KIPP Report Recommends Five Key Steps For Congress To Tackle Low College Completion Rates

Washington, D.C. – May 8, 2019 — Today the KIPP Foundation released a new report detailing how Congress can address college completion rates nationwide, especially for students from low-income families, students of color and first-generation students. The recommendations include federally funding college counseling, addressing college affordability, expanding successful policies aimed at increasing completion rates, investing in minority serving institutions, expanding opportunities for undocumented students and focusing on career integration throughout the PreK to career pipeline.

KIPP is the largest public charter school network in the country with 224 PreK-12 schools and has made college completion a centerpiece of its work.

The report shows that in fall 2018, 35 percent of KIPP alumni earned a bachelor’s degree, and that number was even higher (45 percent) for those alumni who graduated from KIPP high schools. Nationally, only 11 percent of students from low-income families earn a bachelor’s degree, drastically lower rates than their more affluent peers.

“We’ve made a lot of strides at KIPP towards improving college completion rates over the last decade, but they’ve only taken us so far,” said Richard Barth, CEO of the KIPP Foundation. “The college completion crisis is denying millions of young people the opportunity to achieve a college degree because too often they arrive on campus without the academic, financial and social-emotional support they deserve. The reauthorization of the Higher Education Act is a tangible opportunity to address these barriers and create more equity in our system. We implore Congress to act this year with meaningful changes.”

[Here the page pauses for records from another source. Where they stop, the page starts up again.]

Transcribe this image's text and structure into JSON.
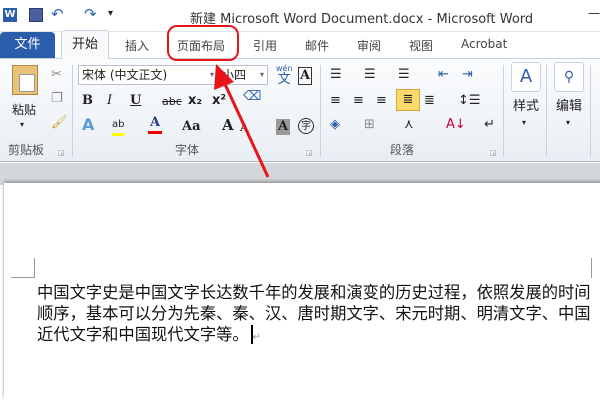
{
  "window": {
    "title": "新建 Microsoft Word Document.docx  -  Microsoft Word",
    "minimize": "—"
  },
  "quick_access": {
    "app_icon": "word-icon",
    "save": "save-icon",
    "undo": "undo-icon",
    "redo": "redo-icon",
    "customize": "customize-icon"
  },
  "tabs": [
    {
      "label": "文件"
    },
    {
      "label": "开始"
    },
    {
      "label": "插入"
    },
    {
      "label": "页面布局"
    },
    {
      "label": "引用"
    },
    {
      "label": "邮件"
    },
    {
      "label": "审阅"
    },
    {
      "label": "视图"
    },
    {
      "label": "Acrobat"
    }
  ],
  "clipboard": {
    "paste": "粘贴",
    "group": "剪贴板"
  },
  "font": {
    "name": "宋体 (中文正文)",
    "size": "小四",
    "group": "字体",
    "bold": "B",
    "italic": "I",
    "underline": "U",
    "strike": "abc",
    "sub": "x₂",
    "sup": "x²",
    "grow": "A",
    "shrink": "A",
    "aa": "Aa",
    "phonetic": "wén",
    "phonetic_char": "文",
    "border_char": "A",
    "shade_char": "A",
    "enclose_char": "字"
  },
  "paragraph": {
    "group": "段落"
  },
  "styles": {
    "label": "样式"
  },
  "editing": {
    "label": "编辑"
  },
  "document": {
    "text": "中国文字史是中国文字长达数千年的发展和演变的历史过程，依照发展的时间顺序，基本可以分为先秦、秦、汉、唐时期文字、宋元时期、明清文字、中国近代文字和中国现代文字等。",
    "para_mark": "↵"
  },
  "annotation": {
    "color": "#e8141a"
  }
}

And while KIPP alumni may be earning a bachelor’s degree at three times the rate of their peers from similar economic backgrounds, when they get to college, many face unnecessary barriers to success. Of the thousands of college-enrolled KIPP alumni surveyed in 2016 and 2017:

  • 72 percent of respondents did not have career aligned summer jobs or internships;
  • 58 percent of respondents reported feeling negatively judged by others based on their race;
  • 57 percent of respondents worried about running out of food;
  • 43 percent of respondents missed meals to pay for school related expenses; and,
  • 24 percent of respondents sent money home to support a family member.

In addition to providing a well-rounded college-prep program, KIPP has implemented multiple strategies to support students and alumni through their college years. Strong college counseling, including our college match and college persistence programs, as well as academic, emotional and financial supports that follow students through college have all contributed to our alumni’s success. But more needs to be done on the national level to support all students.


KIPP drew on the experiences as well as insights of KIPP alumni and dozens of experts in the field to develop a set of recommendations for Congress. KIPP’s recommendations seek to address these challenges as well as others that disproportionately affect students from low-income families, students of color and first-generation students. The five recommendations are:

  1. Creating a federal grant program that significantly reduces the student-to-counselor ratios and incentivizes the adoption of evidence-informed counseling practices and holds grantees accountable for results;
  2. Reducing the financial barriers to a degree by incentivizing state spending on higher education through a robust federal-state partnership that is a first-dollar, need-based aid program and creates a college affordability guarantee for students of color and those from low-income families;
  3. Investing in replicating and expanding policies, programs and practices that increase college completion rates by creating a tiered-evidence innovation fund that supports the piloting, replication, and expansion of successful approaches to improving access and completion in higher education;
  4. Supporting Minority Serving Institutions by investing in colleges and universities that best serve traditionally underrepresented students and expanding opportunities for undocumented students by making them eligible for federal financial aid and providing DREAMers with a pathway to citizenship; and,
  5. Preparing students to land a strong first job—no matter their background or the pathway they choose—by focusing on improving career integration throughout the PreK to career pipeline and modernizing the federal work-study program.

The full report is available here.

About KIPP

KIPP, the Knowledge Is Power Program, is a national network of 224 public charter schools dedicated to preparing students in educationally underserved communities for success in college and life. KIPP schools are part of the free public school system and enrollment is open to all students. Started in 1994 as a middle school program, KIPP has since expanded to enroll 96,000 students in all grades from PreK through high school. Nationwide, KIPP students complete their bachelor’s degree at a rate of 35 percent, comparable to the national average for all students and approximately three times higher than the average for students from low-income families.